= TASK DESCRIPTION =
Copy each line below containing "type".

= MATERIAL SUPPLIED =

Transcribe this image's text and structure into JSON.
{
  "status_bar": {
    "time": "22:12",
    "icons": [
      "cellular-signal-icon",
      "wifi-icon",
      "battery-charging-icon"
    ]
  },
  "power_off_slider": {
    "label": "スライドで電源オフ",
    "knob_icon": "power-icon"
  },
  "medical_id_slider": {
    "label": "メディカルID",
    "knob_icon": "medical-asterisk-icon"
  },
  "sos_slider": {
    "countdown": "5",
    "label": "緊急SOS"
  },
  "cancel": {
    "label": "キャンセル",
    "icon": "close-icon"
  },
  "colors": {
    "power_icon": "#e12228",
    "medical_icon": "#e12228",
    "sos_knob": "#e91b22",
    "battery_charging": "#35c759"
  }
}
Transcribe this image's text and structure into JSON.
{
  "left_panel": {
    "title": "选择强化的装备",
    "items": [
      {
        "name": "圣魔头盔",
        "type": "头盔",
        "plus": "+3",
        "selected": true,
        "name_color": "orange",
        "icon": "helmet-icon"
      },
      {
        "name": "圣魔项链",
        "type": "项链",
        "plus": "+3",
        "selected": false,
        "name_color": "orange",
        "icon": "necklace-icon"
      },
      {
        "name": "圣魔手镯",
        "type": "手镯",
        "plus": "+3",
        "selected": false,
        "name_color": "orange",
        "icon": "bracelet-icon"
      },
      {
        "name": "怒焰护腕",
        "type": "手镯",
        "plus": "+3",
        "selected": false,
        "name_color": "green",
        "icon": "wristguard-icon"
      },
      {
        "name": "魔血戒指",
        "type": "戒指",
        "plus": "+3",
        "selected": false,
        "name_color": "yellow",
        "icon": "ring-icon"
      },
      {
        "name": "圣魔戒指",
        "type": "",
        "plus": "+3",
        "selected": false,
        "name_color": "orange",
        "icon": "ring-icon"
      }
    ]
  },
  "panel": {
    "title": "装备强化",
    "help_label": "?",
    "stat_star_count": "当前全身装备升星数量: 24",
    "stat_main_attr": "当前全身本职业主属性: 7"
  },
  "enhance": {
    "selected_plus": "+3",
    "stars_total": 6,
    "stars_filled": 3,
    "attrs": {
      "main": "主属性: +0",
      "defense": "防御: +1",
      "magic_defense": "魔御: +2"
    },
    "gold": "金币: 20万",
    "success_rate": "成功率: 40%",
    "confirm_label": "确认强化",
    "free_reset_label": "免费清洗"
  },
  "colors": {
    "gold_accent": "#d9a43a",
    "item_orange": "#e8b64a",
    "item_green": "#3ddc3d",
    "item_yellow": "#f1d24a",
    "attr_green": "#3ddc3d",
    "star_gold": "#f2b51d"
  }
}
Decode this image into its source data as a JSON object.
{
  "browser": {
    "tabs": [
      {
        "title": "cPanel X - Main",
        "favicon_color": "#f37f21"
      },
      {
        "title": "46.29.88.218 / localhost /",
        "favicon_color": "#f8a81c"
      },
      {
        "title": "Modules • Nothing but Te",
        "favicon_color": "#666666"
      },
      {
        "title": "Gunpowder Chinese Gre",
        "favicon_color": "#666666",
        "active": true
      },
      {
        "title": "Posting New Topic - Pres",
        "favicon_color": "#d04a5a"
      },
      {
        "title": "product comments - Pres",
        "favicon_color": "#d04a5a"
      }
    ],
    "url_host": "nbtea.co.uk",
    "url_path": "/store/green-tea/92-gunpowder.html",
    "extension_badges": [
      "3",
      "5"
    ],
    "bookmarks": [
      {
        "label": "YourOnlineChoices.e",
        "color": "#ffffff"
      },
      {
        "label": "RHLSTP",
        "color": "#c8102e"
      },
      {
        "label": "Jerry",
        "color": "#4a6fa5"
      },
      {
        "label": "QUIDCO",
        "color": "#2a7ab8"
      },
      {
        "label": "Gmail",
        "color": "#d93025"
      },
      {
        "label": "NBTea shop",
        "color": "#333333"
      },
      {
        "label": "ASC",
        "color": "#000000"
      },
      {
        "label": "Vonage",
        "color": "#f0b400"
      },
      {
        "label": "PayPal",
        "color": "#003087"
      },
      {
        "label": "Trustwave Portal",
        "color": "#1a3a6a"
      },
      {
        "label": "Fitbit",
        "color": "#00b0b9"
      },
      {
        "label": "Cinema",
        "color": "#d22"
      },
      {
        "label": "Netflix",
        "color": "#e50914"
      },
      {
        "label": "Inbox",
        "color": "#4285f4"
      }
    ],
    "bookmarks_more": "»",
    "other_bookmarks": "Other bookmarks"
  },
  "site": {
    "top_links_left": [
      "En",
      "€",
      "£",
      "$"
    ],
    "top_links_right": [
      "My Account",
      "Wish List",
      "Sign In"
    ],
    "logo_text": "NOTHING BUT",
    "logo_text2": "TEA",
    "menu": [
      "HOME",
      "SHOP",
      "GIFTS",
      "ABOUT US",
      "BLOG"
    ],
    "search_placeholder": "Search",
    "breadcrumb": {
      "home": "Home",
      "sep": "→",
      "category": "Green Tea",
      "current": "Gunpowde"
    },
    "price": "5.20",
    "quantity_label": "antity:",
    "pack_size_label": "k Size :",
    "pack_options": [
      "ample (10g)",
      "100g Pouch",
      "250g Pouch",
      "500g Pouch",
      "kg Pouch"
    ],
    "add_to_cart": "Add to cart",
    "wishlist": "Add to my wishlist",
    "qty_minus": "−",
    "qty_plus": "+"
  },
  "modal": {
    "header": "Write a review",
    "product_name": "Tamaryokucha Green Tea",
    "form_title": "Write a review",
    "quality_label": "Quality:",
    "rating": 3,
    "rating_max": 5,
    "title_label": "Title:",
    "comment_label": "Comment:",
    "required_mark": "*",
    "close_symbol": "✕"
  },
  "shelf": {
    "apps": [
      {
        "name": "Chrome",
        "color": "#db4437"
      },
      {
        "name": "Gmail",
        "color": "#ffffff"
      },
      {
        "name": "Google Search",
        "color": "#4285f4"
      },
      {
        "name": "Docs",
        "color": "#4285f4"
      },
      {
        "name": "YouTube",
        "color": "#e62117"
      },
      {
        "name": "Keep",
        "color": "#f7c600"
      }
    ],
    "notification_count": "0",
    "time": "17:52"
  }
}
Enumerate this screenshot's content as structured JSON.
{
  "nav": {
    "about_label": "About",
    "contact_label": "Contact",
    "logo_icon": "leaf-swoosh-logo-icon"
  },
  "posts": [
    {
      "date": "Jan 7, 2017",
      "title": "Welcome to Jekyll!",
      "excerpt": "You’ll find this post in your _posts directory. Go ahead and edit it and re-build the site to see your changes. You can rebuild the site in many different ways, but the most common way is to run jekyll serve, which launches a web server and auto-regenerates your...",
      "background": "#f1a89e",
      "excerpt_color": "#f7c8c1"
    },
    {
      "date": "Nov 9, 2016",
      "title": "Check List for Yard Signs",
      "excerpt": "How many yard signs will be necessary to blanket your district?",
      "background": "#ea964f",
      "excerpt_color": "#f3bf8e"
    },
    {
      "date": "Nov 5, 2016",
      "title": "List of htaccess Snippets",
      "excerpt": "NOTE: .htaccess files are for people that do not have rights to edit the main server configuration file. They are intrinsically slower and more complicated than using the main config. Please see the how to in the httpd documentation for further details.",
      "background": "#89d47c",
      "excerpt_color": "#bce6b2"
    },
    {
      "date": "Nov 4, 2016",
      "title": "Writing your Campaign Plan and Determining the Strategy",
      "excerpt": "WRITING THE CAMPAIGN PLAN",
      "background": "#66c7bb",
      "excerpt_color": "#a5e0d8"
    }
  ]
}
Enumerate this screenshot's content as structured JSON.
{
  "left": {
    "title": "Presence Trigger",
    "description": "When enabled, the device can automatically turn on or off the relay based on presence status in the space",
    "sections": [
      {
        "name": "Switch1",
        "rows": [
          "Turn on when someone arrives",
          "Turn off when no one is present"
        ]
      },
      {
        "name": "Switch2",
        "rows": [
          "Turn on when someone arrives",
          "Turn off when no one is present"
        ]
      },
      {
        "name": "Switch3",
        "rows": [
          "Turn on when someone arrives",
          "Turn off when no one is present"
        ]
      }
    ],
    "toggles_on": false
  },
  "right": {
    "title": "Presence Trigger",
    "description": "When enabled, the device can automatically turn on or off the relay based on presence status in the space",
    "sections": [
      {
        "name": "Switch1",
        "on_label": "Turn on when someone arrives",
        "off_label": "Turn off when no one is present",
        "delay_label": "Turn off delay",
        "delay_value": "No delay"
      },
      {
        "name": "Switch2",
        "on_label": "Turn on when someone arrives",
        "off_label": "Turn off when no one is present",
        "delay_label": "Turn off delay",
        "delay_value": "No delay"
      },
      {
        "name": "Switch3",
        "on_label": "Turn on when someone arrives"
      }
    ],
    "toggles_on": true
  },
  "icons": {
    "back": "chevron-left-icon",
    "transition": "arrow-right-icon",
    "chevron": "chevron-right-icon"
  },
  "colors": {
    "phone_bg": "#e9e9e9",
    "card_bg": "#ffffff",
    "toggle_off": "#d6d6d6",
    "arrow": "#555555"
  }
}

= WRITTEN RESPONSE =
        "type": "头盔",
        "type": "项链",
        "type": "手镯",
        "type": "手镯",
        "type": "戒指",
        "type": "",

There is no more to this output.